--- Activity ---
Go through the entries, filter for the word "this", and copy every line that has it.

--- Records to process ---
"""

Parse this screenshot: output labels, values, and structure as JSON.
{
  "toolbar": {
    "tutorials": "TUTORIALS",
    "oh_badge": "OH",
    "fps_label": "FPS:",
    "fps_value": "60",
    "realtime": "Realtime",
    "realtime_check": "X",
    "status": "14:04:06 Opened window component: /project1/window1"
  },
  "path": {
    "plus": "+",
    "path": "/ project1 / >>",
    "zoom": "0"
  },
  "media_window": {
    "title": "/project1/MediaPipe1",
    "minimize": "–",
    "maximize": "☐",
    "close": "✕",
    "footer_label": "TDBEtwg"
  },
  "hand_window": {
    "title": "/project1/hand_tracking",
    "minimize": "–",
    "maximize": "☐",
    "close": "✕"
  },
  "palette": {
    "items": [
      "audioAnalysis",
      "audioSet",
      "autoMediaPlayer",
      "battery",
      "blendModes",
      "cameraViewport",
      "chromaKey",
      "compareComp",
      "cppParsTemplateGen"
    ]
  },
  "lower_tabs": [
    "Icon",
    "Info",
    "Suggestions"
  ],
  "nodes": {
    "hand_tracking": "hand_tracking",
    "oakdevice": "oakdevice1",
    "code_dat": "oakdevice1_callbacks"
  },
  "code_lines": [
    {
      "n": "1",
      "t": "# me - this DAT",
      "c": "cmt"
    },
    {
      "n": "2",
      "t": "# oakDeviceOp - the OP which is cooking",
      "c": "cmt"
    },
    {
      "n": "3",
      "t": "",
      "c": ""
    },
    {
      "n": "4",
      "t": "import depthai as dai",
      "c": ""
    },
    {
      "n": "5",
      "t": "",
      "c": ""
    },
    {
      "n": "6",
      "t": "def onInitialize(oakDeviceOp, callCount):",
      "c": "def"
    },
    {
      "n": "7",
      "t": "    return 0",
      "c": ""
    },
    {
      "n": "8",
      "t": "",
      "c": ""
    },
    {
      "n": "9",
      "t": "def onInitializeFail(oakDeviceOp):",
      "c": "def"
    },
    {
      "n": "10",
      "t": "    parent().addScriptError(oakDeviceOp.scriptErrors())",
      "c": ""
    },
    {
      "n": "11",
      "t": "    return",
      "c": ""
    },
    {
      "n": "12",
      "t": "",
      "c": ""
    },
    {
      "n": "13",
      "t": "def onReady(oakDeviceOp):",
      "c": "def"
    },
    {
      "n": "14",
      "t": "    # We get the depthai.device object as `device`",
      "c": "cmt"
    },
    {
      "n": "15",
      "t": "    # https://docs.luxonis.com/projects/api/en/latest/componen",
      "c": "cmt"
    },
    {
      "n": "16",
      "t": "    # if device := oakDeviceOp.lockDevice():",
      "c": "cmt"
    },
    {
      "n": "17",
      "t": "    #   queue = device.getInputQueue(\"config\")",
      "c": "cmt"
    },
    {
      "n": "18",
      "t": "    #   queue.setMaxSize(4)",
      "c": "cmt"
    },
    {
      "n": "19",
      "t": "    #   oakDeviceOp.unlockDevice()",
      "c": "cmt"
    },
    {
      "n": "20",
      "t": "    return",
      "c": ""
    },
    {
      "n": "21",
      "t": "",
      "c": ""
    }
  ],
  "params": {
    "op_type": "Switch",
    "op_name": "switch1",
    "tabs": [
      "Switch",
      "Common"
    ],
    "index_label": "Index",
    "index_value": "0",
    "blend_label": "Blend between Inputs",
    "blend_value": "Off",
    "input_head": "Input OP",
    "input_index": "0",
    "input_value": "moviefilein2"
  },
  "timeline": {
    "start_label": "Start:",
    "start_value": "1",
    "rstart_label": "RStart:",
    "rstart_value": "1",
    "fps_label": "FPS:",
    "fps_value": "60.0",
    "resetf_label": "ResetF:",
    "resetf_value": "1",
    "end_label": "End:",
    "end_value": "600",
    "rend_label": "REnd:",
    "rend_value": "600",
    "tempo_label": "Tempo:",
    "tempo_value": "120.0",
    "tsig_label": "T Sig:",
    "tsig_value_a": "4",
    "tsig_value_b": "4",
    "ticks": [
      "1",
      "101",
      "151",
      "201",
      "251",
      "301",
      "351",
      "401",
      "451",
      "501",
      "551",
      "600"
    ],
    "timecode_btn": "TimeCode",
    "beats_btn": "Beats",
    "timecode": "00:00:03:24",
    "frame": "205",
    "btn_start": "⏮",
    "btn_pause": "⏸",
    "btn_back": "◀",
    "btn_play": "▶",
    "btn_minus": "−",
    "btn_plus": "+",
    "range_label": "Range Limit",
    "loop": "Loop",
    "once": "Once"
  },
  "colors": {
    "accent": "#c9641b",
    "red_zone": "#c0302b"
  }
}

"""
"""

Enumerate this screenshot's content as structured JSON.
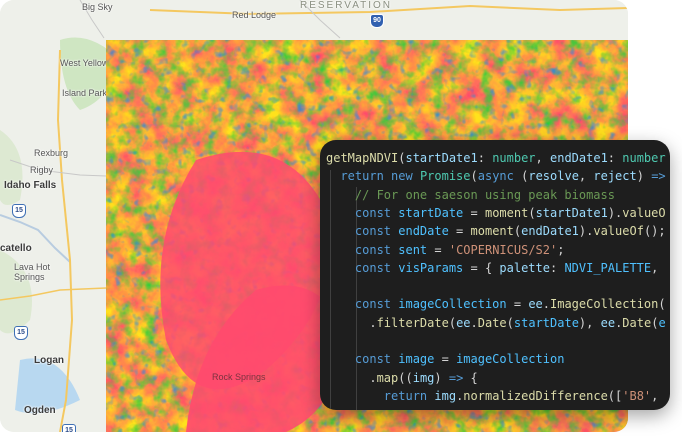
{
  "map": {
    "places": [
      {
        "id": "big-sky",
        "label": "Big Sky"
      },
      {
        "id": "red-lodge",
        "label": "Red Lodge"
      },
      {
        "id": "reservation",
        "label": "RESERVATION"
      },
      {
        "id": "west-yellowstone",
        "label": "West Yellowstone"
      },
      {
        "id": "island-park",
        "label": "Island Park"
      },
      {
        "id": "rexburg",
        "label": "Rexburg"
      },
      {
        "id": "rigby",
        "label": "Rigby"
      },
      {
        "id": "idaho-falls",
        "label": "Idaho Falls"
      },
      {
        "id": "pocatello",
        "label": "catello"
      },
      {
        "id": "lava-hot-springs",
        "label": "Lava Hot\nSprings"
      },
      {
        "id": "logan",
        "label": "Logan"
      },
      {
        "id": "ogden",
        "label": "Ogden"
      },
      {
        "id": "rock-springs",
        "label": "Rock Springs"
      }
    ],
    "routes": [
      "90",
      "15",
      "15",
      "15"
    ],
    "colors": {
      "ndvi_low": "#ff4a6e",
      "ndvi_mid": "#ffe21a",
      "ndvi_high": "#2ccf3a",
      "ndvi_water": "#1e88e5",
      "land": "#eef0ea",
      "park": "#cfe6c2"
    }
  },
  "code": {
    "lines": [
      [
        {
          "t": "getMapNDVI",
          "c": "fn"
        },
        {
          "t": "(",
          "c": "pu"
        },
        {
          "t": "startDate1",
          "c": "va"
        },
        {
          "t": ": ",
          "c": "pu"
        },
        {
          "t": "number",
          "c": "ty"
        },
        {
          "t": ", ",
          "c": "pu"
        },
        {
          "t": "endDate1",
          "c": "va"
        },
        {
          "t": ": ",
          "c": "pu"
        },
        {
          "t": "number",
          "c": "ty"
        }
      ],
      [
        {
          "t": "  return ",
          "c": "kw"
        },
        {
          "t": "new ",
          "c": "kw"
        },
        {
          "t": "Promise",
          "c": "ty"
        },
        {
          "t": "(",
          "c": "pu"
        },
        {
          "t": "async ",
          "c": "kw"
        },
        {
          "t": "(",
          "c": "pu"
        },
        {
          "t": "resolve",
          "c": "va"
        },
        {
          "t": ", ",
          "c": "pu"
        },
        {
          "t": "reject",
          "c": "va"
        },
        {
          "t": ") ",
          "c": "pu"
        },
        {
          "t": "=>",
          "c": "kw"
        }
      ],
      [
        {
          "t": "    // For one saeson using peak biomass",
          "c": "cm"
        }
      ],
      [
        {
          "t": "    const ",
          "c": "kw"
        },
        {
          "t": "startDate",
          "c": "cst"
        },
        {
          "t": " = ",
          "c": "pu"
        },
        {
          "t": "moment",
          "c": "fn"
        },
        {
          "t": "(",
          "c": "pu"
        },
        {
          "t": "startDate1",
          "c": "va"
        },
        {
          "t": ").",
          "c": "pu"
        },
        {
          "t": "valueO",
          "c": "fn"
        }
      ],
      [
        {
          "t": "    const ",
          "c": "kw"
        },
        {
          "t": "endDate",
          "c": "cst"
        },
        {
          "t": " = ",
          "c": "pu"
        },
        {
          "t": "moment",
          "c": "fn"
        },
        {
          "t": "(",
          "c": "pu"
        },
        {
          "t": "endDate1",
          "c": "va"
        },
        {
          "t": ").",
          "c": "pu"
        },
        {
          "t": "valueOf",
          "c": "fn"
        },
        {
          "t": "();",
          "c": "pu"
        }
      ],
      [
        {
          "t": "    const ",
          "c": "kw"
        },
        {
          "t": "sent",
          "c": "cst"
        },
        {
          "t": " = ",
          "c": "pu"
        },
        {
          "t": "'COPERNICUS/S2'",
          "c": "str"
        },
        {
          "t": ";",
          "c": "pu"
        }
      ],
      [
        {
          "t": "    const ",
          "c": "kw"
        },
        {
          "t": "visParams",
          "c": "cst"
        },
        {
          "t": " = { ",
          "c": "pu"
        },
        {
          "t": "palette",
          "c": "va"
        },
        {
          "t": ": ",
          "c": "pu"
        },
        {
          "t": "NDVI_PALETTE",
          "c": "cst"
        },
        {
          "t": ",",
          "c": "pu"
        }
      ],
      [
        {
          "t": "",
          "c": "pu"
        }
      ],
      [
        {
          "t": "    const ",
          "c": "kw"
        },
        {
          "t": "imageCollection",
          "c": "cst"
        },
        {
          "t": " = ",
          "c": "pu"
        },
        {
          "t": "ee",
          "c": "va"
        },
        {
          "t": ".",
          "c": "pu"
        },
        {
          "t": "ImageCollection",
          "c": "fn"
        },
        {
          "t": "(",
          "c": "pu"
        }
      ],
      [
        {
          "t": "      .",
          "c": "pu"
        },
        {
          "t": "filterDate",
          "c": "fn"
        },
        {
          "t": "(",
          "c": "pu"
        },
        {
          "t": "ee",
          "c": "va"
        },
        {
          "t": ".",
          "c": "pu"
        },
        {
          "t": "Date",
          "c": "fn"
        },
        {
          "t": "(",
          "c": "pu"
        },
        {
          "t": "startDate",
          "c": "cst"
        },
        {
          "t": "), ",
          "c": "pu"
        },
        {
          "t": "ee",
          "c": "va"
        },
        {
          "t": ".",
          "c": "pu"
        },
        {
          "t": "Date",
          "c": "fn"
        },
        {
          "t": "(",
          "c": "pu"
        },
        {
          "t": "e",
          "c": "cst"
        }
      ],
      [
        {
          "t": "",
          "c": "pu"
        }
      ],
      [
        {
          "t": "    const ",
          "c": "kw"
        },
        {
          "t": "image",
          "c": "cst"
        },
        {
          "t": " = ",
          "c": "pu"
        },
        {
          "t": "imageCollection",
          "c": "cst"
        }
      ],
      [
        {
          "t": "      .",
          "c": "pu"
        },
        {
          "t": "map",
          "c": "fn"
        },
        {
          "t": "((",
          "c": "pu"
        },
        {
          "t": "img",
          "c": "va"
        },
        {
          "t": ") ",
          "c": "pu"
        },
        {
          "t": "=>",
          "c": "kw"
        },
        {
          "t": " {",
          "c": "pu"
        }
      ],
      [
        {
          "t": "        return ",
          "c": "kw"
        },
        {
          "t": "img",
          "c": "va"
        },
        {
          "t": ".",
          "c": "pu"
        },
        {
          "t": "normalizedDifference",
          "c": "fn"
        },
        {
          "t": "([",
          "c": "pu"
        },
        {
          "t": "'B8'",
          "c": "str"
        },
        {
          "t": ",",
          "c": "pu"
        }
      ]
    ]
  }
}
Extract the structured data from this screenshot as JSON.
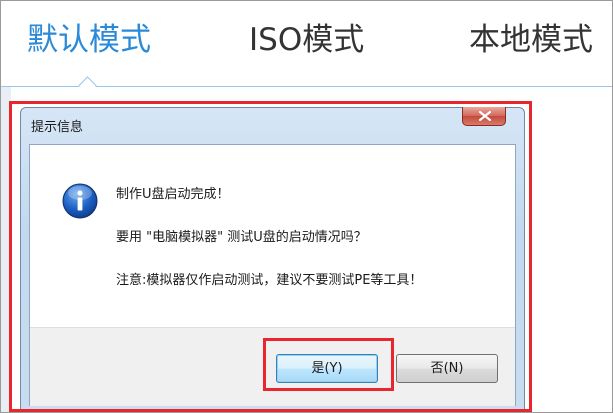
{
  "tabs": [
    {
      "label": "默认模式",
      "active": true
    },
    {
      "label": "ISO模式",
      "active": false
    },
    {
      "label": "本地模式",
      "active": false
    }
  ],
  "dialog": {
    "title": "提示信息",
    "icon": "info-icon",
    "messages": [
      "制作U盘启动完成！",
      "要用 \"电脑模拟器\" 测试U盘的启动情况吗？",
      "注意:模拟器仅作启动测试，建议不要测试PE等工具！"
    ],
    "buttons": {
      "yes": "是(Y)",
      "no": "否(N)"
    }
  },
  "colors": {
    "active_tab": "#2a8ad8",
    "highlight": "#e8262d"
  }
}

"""

--- Solution to the exercise ---
Parse this screenshot: output labels, values, and structure as JSON.
      "t": "# me - this DAT",
Enumerate this screenshot's content as structured JSON.
Extract the structured data from this screenshot as JSON.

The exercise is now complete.